* _Your task_
Return the data below, unchanged.

* _Record excerpts_
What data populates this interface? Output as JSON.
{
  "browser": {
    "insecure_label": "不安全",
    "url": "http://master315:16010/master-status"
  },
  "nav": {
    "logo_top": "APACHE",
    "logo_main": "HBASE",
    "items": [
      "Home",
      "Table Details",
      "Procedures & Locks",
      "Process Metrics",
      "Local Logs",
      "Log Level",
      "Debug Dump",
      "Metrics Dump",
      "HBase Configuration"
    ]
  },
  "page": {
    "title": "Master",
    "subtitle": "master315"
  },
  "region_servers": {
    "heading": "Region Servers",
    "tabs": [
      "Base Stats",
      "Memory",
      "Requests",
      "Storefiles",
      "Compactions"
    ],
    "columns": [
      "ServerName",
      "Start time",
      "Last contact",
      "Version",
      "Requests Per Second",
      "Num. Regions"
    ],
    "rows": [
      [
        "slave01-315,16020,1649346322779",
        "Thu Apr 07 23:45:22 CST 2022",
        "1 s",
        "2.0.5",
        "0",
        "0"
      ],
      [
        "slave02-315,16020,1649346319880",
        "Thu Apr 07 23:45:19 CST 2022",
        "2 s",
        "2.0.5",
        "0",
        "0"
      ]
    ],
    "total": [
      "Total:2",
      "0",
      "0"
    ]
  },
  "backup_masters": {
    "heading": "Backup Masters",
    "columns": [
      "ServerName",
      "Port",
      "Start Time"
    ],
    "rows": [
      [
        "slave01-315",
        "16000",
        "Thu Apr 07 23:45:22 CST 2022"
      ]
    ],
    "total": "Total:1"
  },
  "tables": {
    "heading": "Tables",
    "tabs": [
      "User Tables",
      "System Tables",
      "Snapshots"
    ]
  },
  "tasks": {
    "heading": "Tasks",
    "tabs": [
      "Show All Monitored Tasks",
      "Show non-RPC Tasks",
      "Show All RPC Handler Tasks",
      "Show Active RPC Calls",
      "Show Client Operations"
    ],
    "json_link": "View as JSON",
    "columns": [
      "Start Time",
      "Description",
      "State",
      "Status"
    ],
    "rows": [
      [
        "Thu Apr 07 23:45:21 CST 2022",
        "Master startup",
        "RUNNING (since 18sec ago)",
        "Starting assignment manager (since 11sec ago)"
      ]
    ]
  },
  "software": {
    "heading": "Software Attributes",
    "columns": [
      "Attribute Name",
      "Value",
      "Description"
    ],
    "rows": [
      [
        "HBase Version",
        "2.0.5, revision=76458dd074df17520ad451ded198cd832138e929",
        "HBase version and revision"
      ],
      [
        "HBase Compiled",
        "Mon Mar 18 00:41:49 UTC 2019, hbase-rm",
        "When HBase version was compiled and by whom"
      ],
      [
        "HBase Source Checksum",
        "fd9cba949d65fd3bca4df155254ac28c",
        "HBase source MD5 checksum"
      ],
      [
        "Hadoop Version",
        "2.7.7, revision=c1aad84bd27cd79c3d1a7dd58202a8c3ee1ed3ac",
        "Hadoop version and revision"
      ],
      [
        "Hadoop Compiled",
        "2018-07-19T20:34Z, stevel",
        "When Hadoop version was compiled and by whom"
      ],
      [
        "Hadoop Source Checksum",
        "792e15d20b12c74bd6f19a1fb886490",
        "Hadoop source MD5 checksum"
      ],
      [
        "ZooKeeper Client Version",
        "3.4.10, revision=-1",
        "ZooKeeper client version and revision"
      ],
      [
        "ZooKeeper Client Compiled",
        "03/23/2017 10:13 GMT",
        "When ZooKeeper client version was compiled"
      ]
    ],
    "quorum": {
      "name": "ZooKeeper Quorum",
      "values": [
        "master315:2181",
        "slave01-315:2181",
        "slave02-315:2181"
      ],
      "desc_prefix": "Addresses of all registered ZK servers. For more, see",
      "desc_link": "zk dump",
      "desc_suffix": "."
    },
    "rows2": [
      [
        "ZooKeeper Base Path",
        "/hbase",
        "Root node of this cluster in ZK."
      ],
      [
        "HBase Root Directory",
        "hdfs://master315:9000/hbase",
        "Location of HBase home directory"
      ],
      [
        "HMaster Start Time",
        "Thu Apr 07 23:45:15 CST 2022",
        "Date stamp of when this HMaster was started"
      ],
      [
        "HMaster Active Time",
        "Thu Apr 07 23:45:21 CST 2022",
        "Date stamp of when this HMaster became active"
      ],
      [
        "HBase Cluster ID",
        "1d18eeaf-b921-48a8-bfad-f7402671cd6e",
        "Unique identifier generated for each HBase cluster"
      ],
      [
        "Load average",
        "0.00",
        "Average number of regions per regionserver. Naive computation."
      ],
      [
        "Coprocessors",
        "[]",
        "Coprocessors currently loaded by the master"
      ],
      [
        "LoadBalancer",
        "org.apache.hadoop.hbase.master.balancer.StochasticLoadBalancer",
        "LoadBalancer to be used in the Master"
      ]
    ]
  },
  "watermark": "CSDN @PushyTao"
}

* _Solution to this problem_
What data populates this interface? Output as JSON.
{
  "browser": {
    "insecure_label": "不安全",
    "url": "http://master315:16010/master-status"
  },
  "nav": {
    "logo_top": "APACHE",
    "logo_main": "HBASE",
    "items": [
      "Home",
      "Table Details",
      "Procedures & Locks",
      "Process Metrics",
      "Local Logs",
      "Log Level",
      "Debug Dump",
      "Metrics Dump",
      "HBase Configuration"
    ]
  },
  "page": {
    "title": "Master",
    "subtitle": "master315"
  },
  "region_servers": {
    "heading": "Region Servers",
    "tabs": [
      "Base Stats",
      "Memory",
      "Requests",
      "Storefiles",
      "Compactions"
    ],
    "columns": [
      "ServerName",
      "Start time",
      "Last contact",
      "Version",
      "Requests Per Second",
      "Num. Regions"
    ],
    "rows": [
      [
        "slave01-315,16020,1649346322779",
        "Thu Apr 07 23:45:22 CST 2022",
        "1 s",
        "2.0.5",
        "0",
        "0"
      ],
      [
        "slave02-315,16020,1649346319880",
        "Thu Apr 07 23:45:19 CST 2022",
        "2 s",
        "2.0.5",
        "0",
        "0"
      ]
    ],
    "total": [
      "Total:2",
      "0",
      "0"
    ]
  },
  "backup_masters": {
    "heading": "Backup Masters",
    "columns": [
      "ServerName",
      "Port",
      "Start Time"
    ],
    "rows": [
      [
        "slave01-315",
        "16000",
        "Thu Apr 07 23:45:22 CST 2022"
      ]
    ],
    "total": "Total:1"
  },
  "tables": {
    "heading": "Tables",
    "tabs": [
      "User Tables",
      "System Tables",
      "Snapshots"
    ]
  },
  "tasks": {
    "heading": "Tasks",
    "tabs": [
      "Show All Monitored Tasks",
      "Show non-RPC Tasks",
      "Show All RPC Handler Tasks",
      "Show Active RPC Calls",
      "Show Client Operations"
    ],
    "json_link": "View as JSON",
    "columns": [
      "Start Time",
      "Description",
      "State",
      "Status"
    ],
    "rows": [
      [
        "Thu Apr 07 23:45:21 CST 2022",
        "Master startup",
        "RUNNING (since 18sec ago)",
        "Starting assignment manager (since 11sec ago)"
      ]
    ]
  },
  "software": {
    "heading": "Software Attributes",
    "columns": [
      "Attribute Name",
      "Value",
      "Description"
    ],
    "rows": [
      [
        "HBase Version",
        "2.0.5, revision=76458dd074df17520ad451ded198cd832138e929",
        "HBase version and revision"
      ],
      [
        "HBase Compiled",
        "Mon Mar 18 00:41:49 UTC 2019, hbase-rm",
        "When HBase version was compiled and by whom"
      ],
      [
        "HBase Source Checksum",
        "fd9cba949d65fd3bca4df155254ac28c",
        "HBase source MD5 checksum"
      ],
      [
        "Hadoop Version",
        "2.7.7, revision=c1aad84bd27cd79c3d1a7dd58202a8c3ee1ed3ac",
        "Hadoop version and revision"
      ],
      [
        "Hadoop Compiled",
        "2018-07-19T20:34Z, stevel",
        "When Hadoop version was compiled and by whom"
      ],
      [
        "Hadoop Source Checksum",
        "792e15d20b12c74bd6f19a1fb886490",
        "Hadoop source MD5 checksum"
      ],
      [
        "ZooKeeper Client Version",
        "3.4.10, revision=-1",
        "ZooKeeper client version and revision"
      ],
      [
        "ZooKeeper Client Compiled",
        "03/23/2017 10:13 GMT",
        "When ZooKeeper client version was compiled"
      ]
    ],
    "quorum": {
      "name": "ZooKeeper Quorum",
      "values": [
        "master315:2181",
        "slave01-315:2181",
        "slave02-315:2181"
      ],
      "desc_prefix": "Addresses of all registered ZK servers. For more, see",
      "desc_link": "zk dump",
      "desc_suffix": "."
    },
    "rows2": [
      [
        "ZooKeeper Base Path",
        "/hbase",
        "Root node of this cluster in ZK."
      ],
      [
        "HBase Root Directory",
        "hdfs://master315:9000/hbase",
        "Location of HBase home directory"
      ],
      [
        "HMaster Start Time",
        "Thu Apr 07 23:45:15 CST 2022",
        "Date stamp of when this HMaster was started"
      ],
      [
        "HMaster Active Time",
        "Thu Apr 07 23:45:21 CST 2022",
        "Date stamp of when this HMaster became active"
      ],
      [
        "HBase Cluster ID",
        "1d18eeaf-b921-48a8-bfad-f7402671cd6e",
        "Unique identifier generated for each HBase cluster"
      ],
      [
        "Load average",
        "0.00",
        "Average number of regions per regionserver. Naive computation."
      ],
      [
        "Coprocessors",
        "[]",
        "Coprocessors currently loaded by the master"
      ],
      [
        "LoadBalancer",
        "org.apache.hadoop.hbase.master.balancer.StochasticLoadBalancer",
        "LoadBalancer to be used in the Master"
      ]
    ]
  },
  "watermark": "CSDN @PushyTao"
}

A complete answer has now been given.